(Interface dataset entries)
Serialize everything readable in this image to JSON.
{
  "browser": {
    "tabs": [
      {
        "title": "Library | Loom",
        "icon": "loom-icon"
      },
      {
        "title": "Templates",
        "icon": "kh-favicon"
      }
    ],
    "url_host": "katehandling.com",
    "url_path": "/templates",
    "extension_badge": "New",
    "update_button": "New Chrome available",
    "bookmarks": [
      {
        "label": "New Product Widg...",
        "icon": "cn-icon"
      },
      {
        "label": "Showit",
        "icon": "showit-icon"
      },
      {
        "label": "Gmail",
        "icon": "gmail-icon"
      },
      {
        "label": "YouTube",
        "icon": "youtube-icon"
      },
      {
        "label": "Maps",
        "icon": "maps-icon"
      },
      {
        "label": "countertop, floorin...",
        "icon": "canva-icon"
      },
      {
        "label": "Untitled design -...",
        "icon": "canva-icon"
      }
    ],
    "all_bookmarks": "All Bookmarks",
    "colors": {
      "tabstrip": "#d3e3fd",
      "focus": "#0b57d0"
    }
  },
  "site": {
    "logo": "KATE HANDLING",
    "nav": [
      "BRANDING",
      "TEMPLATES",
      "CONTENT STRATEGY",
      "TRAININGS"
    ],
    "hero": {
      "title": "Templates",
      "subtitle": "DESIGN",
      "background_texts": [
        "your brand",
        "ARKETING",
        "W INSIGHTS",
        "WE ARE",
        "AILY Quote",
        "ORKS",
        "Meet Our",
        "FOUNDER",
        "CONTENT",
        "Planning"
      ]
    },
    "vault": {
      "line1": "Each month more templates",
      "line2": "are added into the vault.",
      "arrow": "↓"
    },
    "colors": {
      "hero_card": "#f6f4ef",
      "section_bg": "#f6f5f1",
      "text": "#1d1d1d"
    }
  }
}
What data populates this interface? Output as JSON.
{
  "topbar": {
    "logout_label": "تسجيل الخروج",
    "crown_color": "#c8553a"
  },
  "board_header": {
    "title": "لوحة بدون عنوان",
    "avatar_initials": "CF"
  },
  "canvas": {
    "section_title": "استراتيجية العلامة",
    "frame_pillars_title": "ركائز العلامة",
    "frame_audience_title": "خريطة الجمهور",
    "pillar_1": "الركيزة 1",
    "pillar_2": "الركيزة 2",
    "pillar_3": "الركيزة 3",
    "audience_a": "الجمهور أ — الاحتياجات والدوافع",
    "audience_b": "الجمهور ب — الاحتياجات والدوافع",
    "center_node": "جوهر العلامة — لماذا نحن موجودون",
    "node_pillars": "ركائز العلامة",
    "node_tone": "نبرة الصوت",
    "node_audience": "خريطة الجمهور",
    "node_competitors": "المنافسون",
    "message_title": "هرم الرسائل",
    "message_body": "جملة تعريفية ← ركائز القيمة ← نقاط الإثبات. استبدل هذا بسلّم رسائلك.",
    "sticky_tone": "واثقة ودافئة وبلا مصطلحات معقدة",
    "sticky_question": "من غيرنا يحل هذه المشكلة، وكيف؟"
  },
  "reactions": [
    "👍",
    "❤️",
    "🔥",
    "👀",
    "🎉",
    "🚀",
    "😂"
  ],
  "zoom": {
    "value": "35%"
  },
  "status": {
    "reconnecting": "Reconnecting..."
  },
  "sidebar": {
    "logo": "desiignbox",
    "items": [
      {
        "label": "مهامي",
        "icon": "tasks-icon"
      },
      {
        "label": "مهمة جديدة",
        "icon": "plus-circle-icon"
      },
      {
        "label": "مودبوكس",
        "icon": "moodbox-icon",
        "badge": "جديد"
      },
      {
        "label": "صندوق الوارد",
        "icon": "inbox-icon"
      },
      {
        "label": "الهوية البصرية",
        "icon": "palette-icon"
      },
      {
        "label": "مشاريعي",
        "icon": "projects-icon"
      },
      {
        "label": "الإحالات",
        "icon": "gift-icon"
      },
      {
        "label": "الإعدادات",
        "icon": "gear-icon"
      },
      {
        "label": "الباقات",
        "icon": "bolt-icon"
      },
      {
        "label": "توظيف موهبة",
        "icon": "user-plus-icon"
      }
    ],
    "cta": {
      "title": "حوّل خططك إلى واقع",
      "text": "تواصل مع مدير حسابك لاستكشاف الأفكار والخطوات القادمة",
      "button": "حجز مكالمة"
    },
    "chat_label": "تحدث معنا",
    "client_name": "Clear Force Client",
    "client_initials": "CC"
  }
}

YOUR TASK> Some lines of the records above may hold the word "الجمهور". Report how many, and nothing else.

YOUR RESPONSE> 4